What you are asked to do: Return the data below in full, matching every line exactly.

(Dataset entries)
* * * * * * * * *

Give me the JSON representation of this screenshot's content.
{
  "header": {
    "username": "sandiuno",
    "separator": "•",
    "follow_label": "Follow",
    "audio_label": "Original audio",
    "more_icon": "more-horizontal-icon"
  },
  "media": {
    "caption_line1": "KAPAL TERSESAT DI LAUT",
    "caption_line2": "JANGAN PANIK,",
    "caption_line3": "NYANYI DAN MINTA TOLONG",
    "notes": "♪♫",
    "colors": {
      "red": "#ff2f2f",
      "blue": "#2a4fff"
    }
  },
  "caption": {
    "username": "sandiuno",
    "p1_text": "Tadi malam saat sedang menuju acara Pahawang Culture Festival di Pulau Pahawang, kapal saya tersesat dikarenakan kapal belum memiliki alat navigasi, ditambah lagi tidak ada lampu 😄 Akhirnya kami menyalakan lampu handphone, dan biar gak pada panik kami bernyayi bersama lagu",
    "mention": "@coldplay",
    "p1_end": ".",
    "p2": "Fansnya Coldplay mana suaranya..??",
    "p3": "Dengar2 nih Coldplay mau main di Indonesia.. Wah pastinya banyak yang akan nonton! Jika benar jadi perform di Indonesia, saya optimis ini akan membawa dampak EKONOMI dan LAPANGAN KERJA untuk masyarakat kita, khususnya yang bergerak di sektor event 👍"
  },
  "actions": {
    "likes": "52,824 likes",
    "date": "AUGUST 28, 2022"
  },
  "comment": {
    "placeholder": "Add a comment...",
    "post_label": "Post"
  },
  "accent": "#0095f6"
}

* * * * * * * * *

Solution to this exercise:
Give me the JSON representation of this screenshot's content.
{
  "header": {
    "username": "sandiuno",
    "separator": "•",
    "follow_label": "Follow",
    "audio_label": "Original audio",
    "more_icon": "more-horizontal-icon"
  },
  "media": {
    "caption_line1": "KAPAL TERSESAT DI LAUT",
    "caption_line2": "JANGAN PANIK,",
    "caption_line3": "NYANYI DAN MINTA TOLONG",
    "notes": "♪♫",
    "colors": {
      "red": "#ff2f2f",
      "blue": "#2a4fff"
    }
  },
  "caption": {
    "username": "sandiuno",
    "p1_text": "Tadi malam saat sedang menuju acara Pahawang Culture Festival di Pulau Pahawang, kapal saya tersesat dikarenakan kapal belum memiliki alat navigasi, ditambah lagi tidak ada lampu 😄 Akhirnya kami menyalakan lampu handphone, dan biar gak pada panik kami bernyayi bersama lagu",
    "mention": "@coldplay",
    "p1_end": ".",
    "p2": "Fansnya Coldplay mana suaranya..??",
    "p3": "Dengar2 nih Coldplay mau main di Indonesia.. Wah pastinya banyak yang akan nonton! Jika benar jadi perform di Indonesia, saya optimis ini akan membawa dampak EKONOMI dan LAPANGAN KERJA untuk masyarakat kita, khususnya yang bergerak di sektor event 👍"
  },
  "actions": {
    "likes": "52,824 likes",
    "date": "AUGUST 28, 2022"
  },
  "comment": {
    "placeholder": "Add a comment...",
    "post_label": "Post"
  },
  "accent": "#0095f6"
}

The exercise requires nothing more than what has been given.